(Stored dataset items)
--*--

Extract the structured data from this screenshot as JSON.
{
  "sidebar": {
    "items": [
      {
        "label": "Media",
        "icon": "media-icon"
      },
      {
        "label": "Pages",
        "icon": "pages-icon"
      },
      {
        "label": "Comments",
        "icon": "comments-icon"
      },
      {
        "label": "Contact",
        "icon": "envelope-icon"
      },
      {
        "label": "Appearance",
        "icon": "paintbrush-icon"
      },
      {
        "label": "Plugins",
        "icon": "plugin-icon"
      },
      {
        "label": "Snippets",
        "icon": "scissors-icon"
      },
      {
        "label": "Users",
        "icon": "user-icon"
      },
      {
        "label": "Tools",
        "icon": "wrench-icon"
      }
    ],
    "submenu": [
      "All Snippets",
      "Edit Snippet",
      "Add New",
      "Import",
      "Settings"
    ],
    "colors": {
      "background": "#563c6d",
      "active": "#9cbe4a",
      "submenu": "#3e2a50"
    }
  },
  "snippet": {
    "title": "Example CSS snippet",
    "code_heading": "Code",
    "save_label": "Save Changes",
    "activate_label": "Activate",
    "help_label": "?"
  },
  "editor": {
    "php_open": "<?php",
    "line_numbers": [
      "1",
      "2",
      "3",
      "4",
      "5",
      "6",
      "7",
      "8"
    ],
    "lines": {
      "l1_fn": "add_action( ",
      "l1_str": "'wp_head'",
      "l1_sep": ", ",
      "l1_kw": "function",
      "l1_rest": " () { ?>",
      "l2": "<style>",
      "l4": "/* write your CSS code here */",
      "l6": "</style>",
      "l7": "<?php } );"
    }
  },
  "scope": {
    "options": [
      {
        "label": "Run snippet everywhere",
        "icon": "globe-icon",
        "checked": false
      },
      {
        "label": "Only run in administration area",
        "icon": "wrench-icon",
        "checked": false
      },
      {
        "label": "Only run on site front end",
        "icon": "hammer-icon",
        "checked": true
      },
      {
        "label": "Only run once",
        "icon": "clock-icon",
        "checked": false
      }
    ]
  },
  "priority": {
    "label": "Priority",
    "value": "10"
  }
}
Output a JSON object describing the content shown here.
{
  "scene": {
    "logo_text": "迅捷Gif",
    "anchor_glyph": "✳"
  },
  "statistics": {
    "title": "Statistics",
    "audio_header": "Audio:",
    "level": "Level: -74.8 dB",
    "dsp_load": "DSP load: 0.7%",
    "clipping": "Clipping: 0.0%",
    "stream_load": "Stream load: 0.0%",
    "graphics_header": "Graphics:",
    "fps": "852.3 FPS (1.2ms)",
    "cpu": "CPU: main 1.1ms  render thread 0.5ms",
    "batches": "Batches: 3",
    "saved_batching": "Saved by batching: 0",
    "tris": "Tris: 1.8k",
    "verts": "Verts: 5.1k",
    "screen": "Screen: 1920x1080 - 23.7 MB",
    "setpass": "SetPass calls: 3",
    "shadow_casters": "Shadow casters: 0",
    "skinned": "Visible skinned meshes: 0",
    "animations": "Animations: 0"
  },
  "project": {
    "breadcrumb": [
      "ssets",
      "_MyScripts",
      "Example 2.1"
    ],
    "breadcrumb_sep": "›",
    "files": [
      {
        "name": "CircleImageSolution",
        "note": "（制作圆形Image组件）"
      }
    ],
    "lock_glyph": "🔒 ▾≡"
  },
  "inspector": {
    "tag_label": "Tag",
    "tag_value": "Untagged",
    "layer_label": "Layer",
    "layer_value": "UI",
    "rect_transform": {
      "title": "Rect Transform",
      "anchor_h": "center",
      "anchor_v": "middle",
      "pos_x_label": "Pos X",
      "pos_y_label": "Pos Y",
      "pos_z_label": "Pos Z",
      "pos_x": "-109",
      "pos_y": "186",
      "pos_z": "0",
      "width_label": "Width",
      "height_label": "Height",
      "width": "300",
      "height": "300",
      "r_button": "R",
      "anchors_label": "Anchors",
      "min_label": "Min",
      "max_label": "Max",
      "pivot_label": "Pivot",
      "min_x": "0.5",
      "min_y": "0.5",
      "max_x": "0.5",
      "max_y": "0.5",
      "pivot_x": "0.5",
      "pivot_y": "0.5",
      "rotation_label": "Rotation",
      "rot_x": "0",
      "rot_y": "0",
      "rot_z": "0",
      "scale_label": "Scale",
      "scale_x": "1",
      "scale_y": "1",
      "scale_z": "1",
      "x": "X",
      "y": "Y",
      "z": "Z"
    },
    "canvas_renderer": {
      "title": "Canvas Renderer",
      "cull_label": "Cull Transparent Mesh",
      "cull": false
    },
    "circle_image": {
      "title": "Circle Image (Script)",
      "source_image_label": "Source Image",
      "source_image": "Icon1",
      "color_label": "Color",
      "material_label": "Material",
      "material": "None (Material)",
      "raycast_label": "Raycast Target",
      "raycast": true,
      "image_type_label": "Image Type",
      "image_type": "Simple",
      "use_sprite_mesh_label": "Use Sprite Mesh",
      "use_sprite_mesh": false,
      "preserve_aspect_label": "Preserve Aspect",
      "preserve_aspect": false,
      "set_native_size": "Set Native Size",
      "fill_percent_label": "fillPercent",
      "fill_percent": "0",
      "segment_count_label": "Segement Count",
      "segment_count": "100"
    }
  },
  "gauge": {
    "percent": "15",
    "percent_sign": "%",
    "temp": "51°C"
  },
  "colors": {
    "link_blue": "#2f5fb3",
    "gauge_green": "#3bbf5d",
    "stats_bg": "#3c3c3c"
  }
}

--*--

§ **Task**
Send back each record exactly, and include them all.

§ **Exercise solution**
Extract the structured data from this screenshot as JSON.
{
  "sidebar": {
    "items": [
      {
        "label": "Media",
        "icon": "media-icon"
      },
      {
        "label": "Pages",
        "icon": "pages-icon"
      },
      {
        "label": "Comments",
        "icon": "comments-icon"
      },
      {
        "label": "Contact",
        "icon": "envelope-icon"
      },
      {
        "label": "Appearance",
        "icon": "paintbrush-icon"
      },
      {
        "label": "Plugins",
        "icon": "plugin-icon"
      },
      {
        "label": "Snippets",
        "icon": "scissors-icon"
      },
      {
        "label": "Users",
        "icon": "user-icon"
      },
      {
        "label": "Tools",
        "icon": "wrench-icon"
      }
    ],
    "submenu": [
      "All Snippets",
      "Edit Snippet",
      "Add New",
      "Import",
      "Settings"
    ],
    "colors": {
      "background": "#563c6d",
      "active": "#9cbe4a",
      "submenu": "#3e2a50"
    }
  },
  "snippet": {
    "title": "Example CSS snippet",
    "code_heading": "Code",
    "save_label": "Save Changes",
    "activate_label": "Activate",
    "help_label": "?"
  },
  "editor": {
    "php_open": "<?php",
    "line_numbers": [
      "1",
      "2",
      "3",
      "4",
      "5",
      "6",
      "7",
      "8"
    ],
    "lines": {
      "l1_fn": "add_action( ",
      "l1_str": "'wp_head'",
      "l1_sep": ", ",
      "l1_kw": "function",
      "l1_rest": " () { ?>",
      "l2": "<style>",
      "l4": "/* write your CSS code here */",
      "l6": "</style>",
      "l7": "<?php } );"
    }
  },
  "scope": {
    "options": [
      {
        "label": "Run snippet everywhere",
        "icon": "globe-icon",
        "checked": false
      },
      {
        "label": "Only run in administration area",
        "icon": "wrench-icon",
        "checked": false
      },
      {
        "label": "Only run on site front end",
        "icon": "hammer-icon",
        "checked": true
      },
      {
        "label": "Only run once",
        "icon": "clock-icon",
        "checked": false
      }
    ]
  },
  "priority": {
    "label": "Priority",
    "value": "10"
  }
}
Output a JSON object describing the content shown here.
{
  "scene": {
    "logo_text": "迅捷Gif",
    "anchor_glyph": "✳"
  },
  "statistics": {
    "title": "Statistics",
    "audio_header": "Audio:",
    "level": "Level: -74.8 dB",
    "dsp_load": "DSP load: 0.7%",
    "clipping": "Clipping: 0.0%",
    "stream_load": "Stream load: 0.0%",
    "graphics_header": "Graphics:",
    "fps": "852.3 FPS (1.2ms)",
    "cpu": "CPU: main 1.1ms  render thread 0.5ms",
    "batches": "Batches: 3",
    "saved_batching": "Saved by batching: 0",
    "tris": "Tris: 1.8k",
    "verts": "Verts: 5.1k",
    "screen": "Screen: 1920x1080 - 23.7 MB",
    "setpass": "SetPass calls: 3",
    "shadow_casters": "Shadow casters: 0",
    "skinned": "Visible skinned meshes: 0",
    "animations": "Animations: 0"
  },
  "project": {
    "breadcrumb": [
      "ssets",
      "_MyScripts",
      "Example 2.1"
    ],
    "breadcrumb_sep": "›",
    "files": [
      {
        "name": "CircleImageSolution",
        "note": "（制作圆形Image组件）"
      }
    ],
    "lock_glyph": "🔒 ▾≡"
  },
  "inspector": {
    "tag_label": "Tag",
    "tag_value": "Untagged",
    "layer_label": "Layer",
    "layer_value": "UI",
    "rect_transform": {
      "title": "Rect Transform",
      "anchor_h": "center",
      "anchor_v": "middle",
      "pos_x_label": "Pos X",
      "pos_y_label": "Pos Y",
      "pos_z_label": "Pos Z",
      "pos_x": "-109",
      "pos_y": "186",
      "pos_z": "0",
      "width_label": "Width",
      "height_label": "Height",
      "width": "300",
      "height": "300",
      "r_button": "R",
      "anchors_label": "Anchors",
      "min_label": "Min",
      "max_label": "Max",
      "pivot_label": "Pivot",
      "min_x": "0.5",
      "min_y": "0.5",
      "max_x": "0.5",
      "max_y": "0.5",
      "pivot_x": "0.5",
      "pivot_y": "0.5",
      "rotation_label": "Rotation",
      "rot_x": "0",
      "rot_y": "0",
      "rot_z": "0",
      "scale_label": "Scale",
      "scale_x": "1",
      "scale_y": "1",
      "scale_z": "1",
      "x": "X",
      "y": "Y",
      "z": "Z"
    },
    "canvas_renderer": {
      "title": "Canvas Renderer",
      "cull_label": "Cull Transparent Mesh",
      "cull": false
    },
    "circle_image": {
      "title": "Circle Image (Script)",
      "source_image_label": "Source Image",
      "source_image": "Icon1",
      "color_label": "Color",
      "material_label": "Material",
      "material": "None (Material)",
      "raycast_label": "Raycast Target",
      "raycast": true,
      "image_type_label": "Image Type",
      "image_type": "Simple",
      "use_sprite_mesh_label": "Use Sprite Mesh",
      "use_sprite_mesh": false,
      "preserve_aspect_label": "Preserve Aspect",
      "preserve_aspect": false,
      "set_native_size": "Set Native Size",
      "fill_percent_label": "fillPercent",
      "fill_percent": "0",
      "segment_count_label": "Segement Count",
      "segment_count": "100"
    }
  },
  "gauge": {
    "percent": "15",
    "percent_sign": "%",
    "temp": "51°C"
  },
  "colors": {
    "link_blue": "#2f5fb3",
    "gauge_green": "#3bbf5d",
    "stats_bg": "#3c3c3c"
  }
}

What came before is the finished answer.